David Cameron has announced plans to build a “leaner, faster” government, by means of a shakeup of the judicial review process. Rather than focusing on creating a system that would hold public decisions to account, the Prime Minister has promised to crack down on “time wasting” caused by the “massive growth industry” in legal challenges to government policy.

The stats speak from themselves: the number of judicial review applications used to challenge a decision by a public body has risen from 160 in 1975 to 11,200 in 2011. However, last year applications were five times more likely to be refused than granted.

The Prime Minister placed reforms to the judicial process at the center of his plans to ensure Britain can compete globally. The proposals include cutting the three month time limit on applying for a review and charging more “so people think twice about time-wasting”, however how much “more” is currently unclear. Currently, a fee of £60 is payable when permission for the application is lodged and a further £215 is payable if permission is granted. Legal costs can then run up to tens of thousands of pounds.

A recent example of a judicial review is the case of the West Coast rail franchise which saw Virgin Rail successfully overturn the Department for Transport decision to award the contract to FirstGroup. Another successful example is the legal challenge launched by Friends of The Earth on the Government’s plans to cut solar tariff incentives.

The Government appear to be missing the point; the process should be about speed and efficiency not making it harder to make a claim. Perhaps, rather than focusing on people and organisations causing unnecessary delays, the Government should be introducing what is currently lacking; proper checks to hold public decisions to account.

Why consumers need choice to protect their privacy

Posted on by Big Brother Watch Posted in Home | Leave a comment

Writing on Huffington Post business, I outline why it’s not enough to have strong data protection laws to protect privacy – we need competitive markets too.

As the digital revolutions continues to fueled in a large part by advertising spending, a data arms race is emerging, with a handful of multi-billion dollar corporations engaged in a battle to know more about us — and therefore better target adverts — than their competitors.

This race to the bottom, where respecting consumer privacy is an obstacle to greater profit is the stark reality of a digital world where services are free and data is valuable. We are not customers, but a product, to be repackaged and marketed to the highest bidder.
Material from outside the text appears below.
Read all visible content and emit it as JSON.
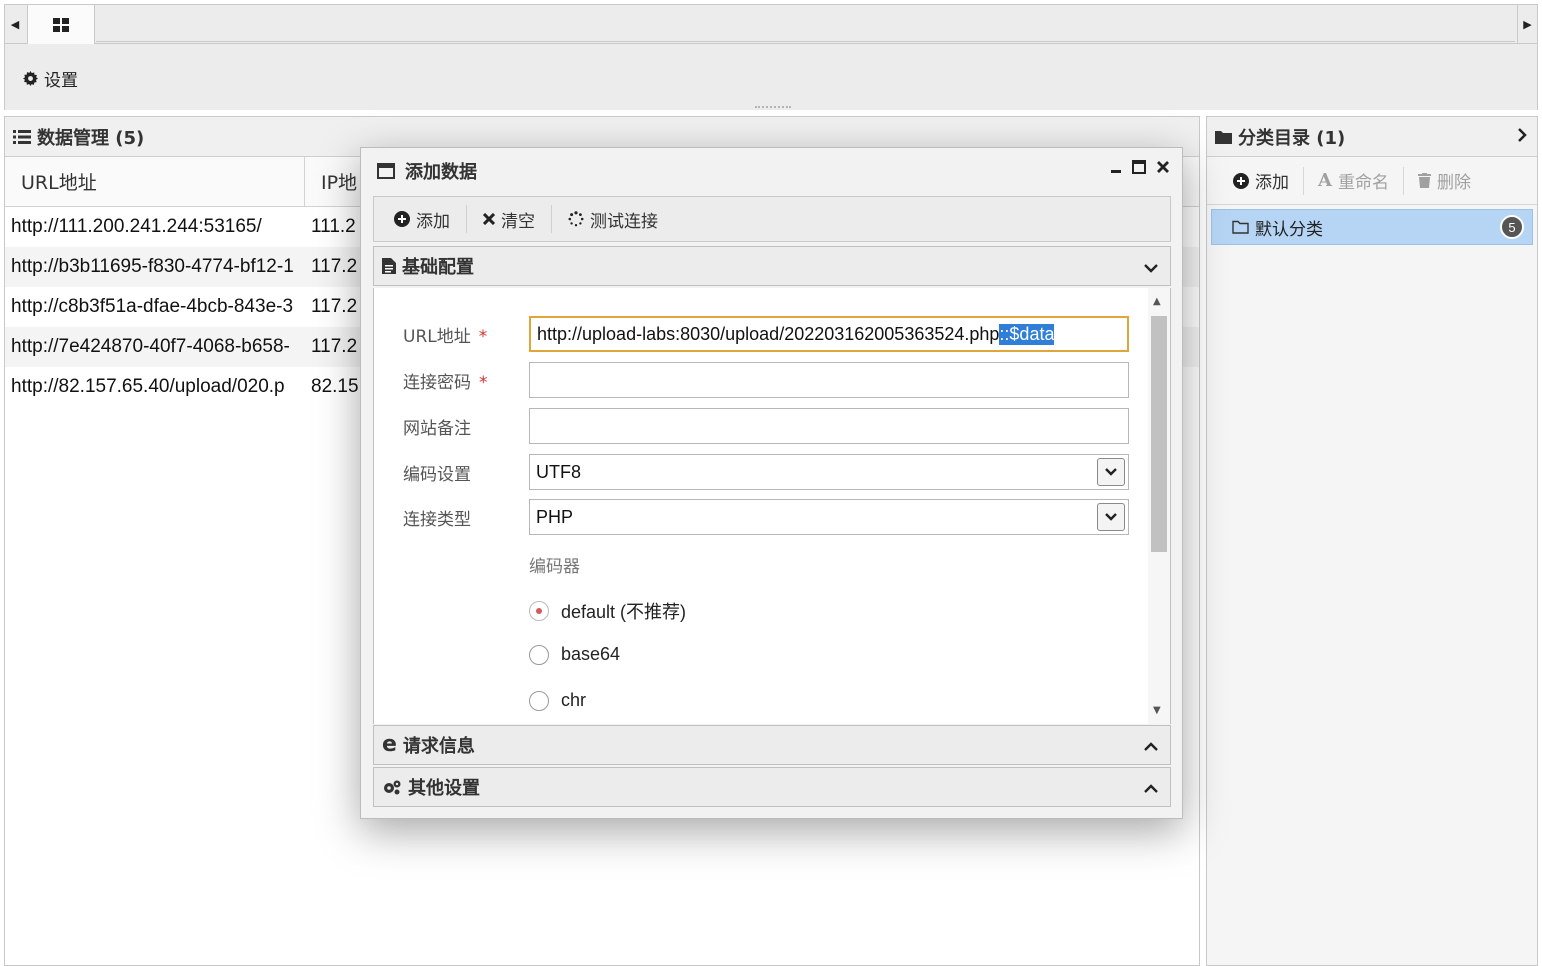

In March this year, perhaps the single most important test for this balance began. Google, in what was purported to be a simplification of their existing product-specific privacy policies, a new, all-encompassing policy was implemented, despite a request from European data protection regulators for more time to assess the impact for consumer privacy.

The silo-walls came down, with a tsunami of information released across Google’s operations.

The time has come for privacy and competition regulators to act together, recognizing that it is essential for consumers not only to be fully informed about what happens to their data, but to have a real choice of service and on what terms those services are offered.

You can read the piece here.